“I have had a lot of things to say for a long time that I’ve never been able to say, or heard any other vocalist I have worked with say,” he explained. “It’s weird to try to write lyrics for somebody else. They can’t really get behind what you’re saying or what you want them to say because they didn’t experience it.
“It’s making me really happy to do this,” Borland said. “I’m relieved, because this is a lot more like who I am. In Limp, I am just the guitar player, and I’m not really behind any of the lyrics. I’m more the musical expression. I feel like I’m sort of redeeming myself for stuff I’ve done in the past, and expressing what I want to express.”
So what has he got to say? “Well, the lyrics are sort of about me realizing that I’m a workaholic. Music has completely taken over every aspect of my life and ruined everything. This hunger and this need to play and to conquer, I’ve really felt consumed this year by music and pushing everything else out — family, friends, everything. It’s been a very dark, guilt-ridden path that I’ve taken this year, and it’s really infused the lyrics a lot. I don’t know why this need to create just won’t let me go. Why am I a slave to this? Why is this snuffing out every other light in my life? That’s driving me insane. I can’t do anything but vomit it out and suffer. As bad as it makes me feel, I keep doing it.”
The past year has been especially tough for Borland and Lohner, filled with “breakdowns, breakups and freakouts, things that have halted work and gotten in the way. We’re coming close to the end of the drama and the trauma.”
The guitarist said his commitment to the Bizkit, a band he left in 2001 and rejoined three years later (see “Wes Borland Back With Limp Bizkit” ), has stalled work on Black Light’s debut.
“I’ve been through the ringer with Limp Bizkit,” he said. “Just sort of going, ‘Whaaaaat? What’s going on? What are we doing?’ I am still in Limp, but as far as I know, right now, there’s going to be a tour, and I am trying to plan my tour for Black Light Burns around it, and I’m just going, ‘When is this all going to happen?’
“It’s a real circus sometimes with Limp Bizkit, of being in the dark and not knowing what the hell’s going on,” Borland explained. “Most of the time, I don’t know what’s going on or what’s supposed to be happening. … I mean, I feel like I’m informed in the same manner you’re informed of what’s going on.”
Borland also didn’t quite understand the marketing approach — or complete lack of marketing approach — that Limp main man Fred Durst took with the release of The Unquestionable Truth, an EP he said he’s proud of despite disappointing sales.

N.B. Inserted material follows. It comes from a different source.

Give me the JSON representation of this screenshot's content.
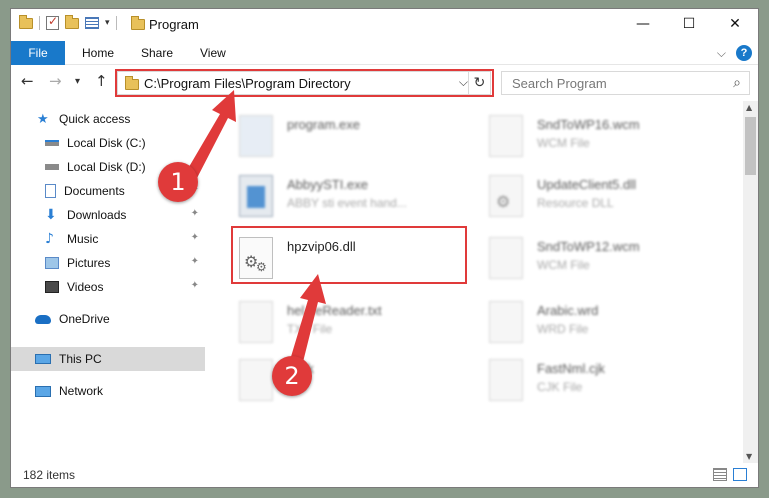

“It was sort of a Fred vision to release it like that,” the guitarist revealed. “I’m not sure if that was — I mean, obviously, it wasn’t — a good idea. It did really poorly and no one even knew it came out. I was happy with it, with the aggression level on it. I don’t even know if [The Unquestionable Truth (Part 2)] is ever going to come out. I’ve heard [Fred]‘s been working on vocals for it (see “Fred Durst Says Limp Bizkit Are About To Bring On The Gravy” ). Maybe he has. The music has been in the can for more than a year, and it’s similar to the first half — crazy riffs and some of the best, heaviest riffs I’ve written in my life. It would be a shame if it never saw the light of day. Hopefully, it will.”
For more on The Unquestionable Truth (Part 1) see the feature “Limp Bizkit: What Happened?”